The Saskatchewan NDP have a lengthy list of surprise concerns at the one year anniversary of the election of the Saskatchewan Party in 2011.
"What we’re hearing from middle class families is the Sask. Party’s surprises have benefitted politicians, not them,” said NDP leader John Nilson. “Spending millions of dollars to add three more MLAs, letting ideology trump common sense in the backward decision to decimate the film industry and dozens of other plans weren’t revealed during the provincial election campaign one year ago. People did not vote for these surprises.”
Changes hidden during the election and revealed in the year since have been heaped on Saskatchewan’s people. The comically-long partial list of unwelcome surprises includes:
• Adding three new politicians at a cost of millions of dollars.
• Choosing to not count those under 18 years old when it came to determining who MLAs represent in newly-drawn constituency boundaries.
• Cutting the film tax credit, decimating an industry that brought $45 million into the economy each year at a cost of only $1.3 million per year to the province.
• Reviewing and rewriting all workplace and employment laws without holding public meetings.
• Planning to sell the personal information Crown, ISC.
• Turning Tourism Saskatchewan into a Crown corporation and firing its CEO, Lynda Haverstock.
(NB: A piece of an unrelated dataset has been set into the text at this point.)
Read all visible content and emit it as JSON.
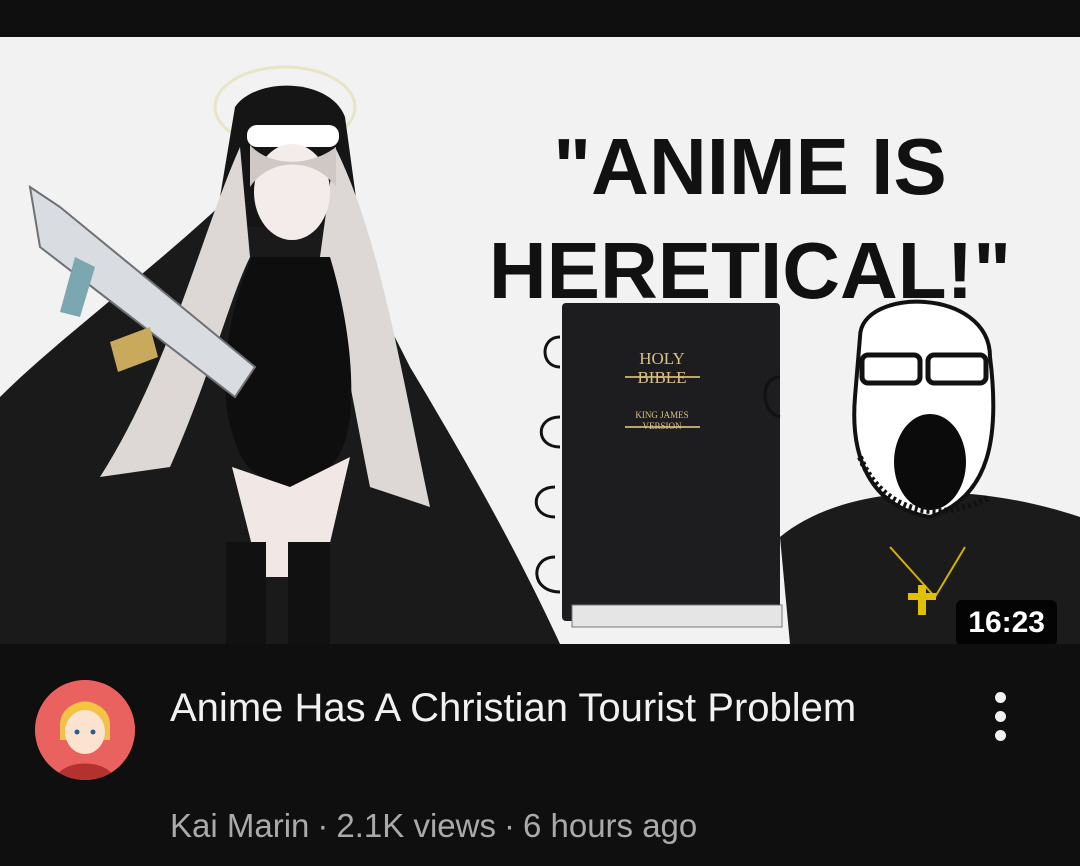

• Changing the Saskatchewan Immigrant Nominee Program without warning, preventing people who played by the rules from being reunited with their families.
• Taking more from seniors by charging $5 more per drug prescription, $25 more for ambulance rides and an extra $240 per year for hygiene supplies for those living in care facilities.
• Scrapping the successful Green Vehicle Rebate program.
• Passing more of the cost for RCMP policing on to municipalities.
• Eliminating all funding for Enterprise Regions, leaving municipalities to pick up the tab and forcing the closure of several Enterprise Regions that supported local economic development.
• Bringing back the P3 Secretariat, a failed and expensive privatization scheme, now rebranded as SaskBuilds.
• Abandoning rural Internet users by taking away rural wireless Internet service and offering inferior private service in return. Industry Canada put the changes on hold after the NDP raised the issue.
• Restricting permission to be in the Legislative Building for those with different political opinions.
• Cancelling the SaskSmart Innovations Fund for literacy.
• Breaking a promise to pay for necessary upgrades on the University of Saskatchewan College of Medicine buildings. The University has had to borrow to backfill the Sask. Party’s broken promise, maxing out its credit.
• Diverting funding from public schools to fund private independent schools.
• Cancelling the Rental Purchase Option, which allowed northern renters to become homeowners.
• Refusing to take action for the north on much-needed health care and long-term care, roads, education and employment opportunities.
• Negotiating massive cuts to AgriStability and AgriInvest programs.
• Forcing Saskatchewan Archives and the Western Development Museums to cut hours and staff.
• Choosing to spend $1.2 million on additional office space, including in the posh Hill Tower III, despite cuts to the public service.
• Deregulating lifeguards and eliminating minimum swimmer-to-lifeguard ratios at public pools.
• Secretly selling LeRoy Leisureland Regional Park to a private corporation.
• Introducing a new, weak and deregulated environmental code.
• Refusing to give people on assistance their benefits before Christmas, as Social Services traditionally has done in the past, depriving many families of a Christmas.
• Extending the notice period required for landlords to increase rent only for landlords who don’t join the voluntary, unregulated Saskatchewan Rental Housing Industry Association.
• Slashing the Northern Economic Development budget by 30 per cent.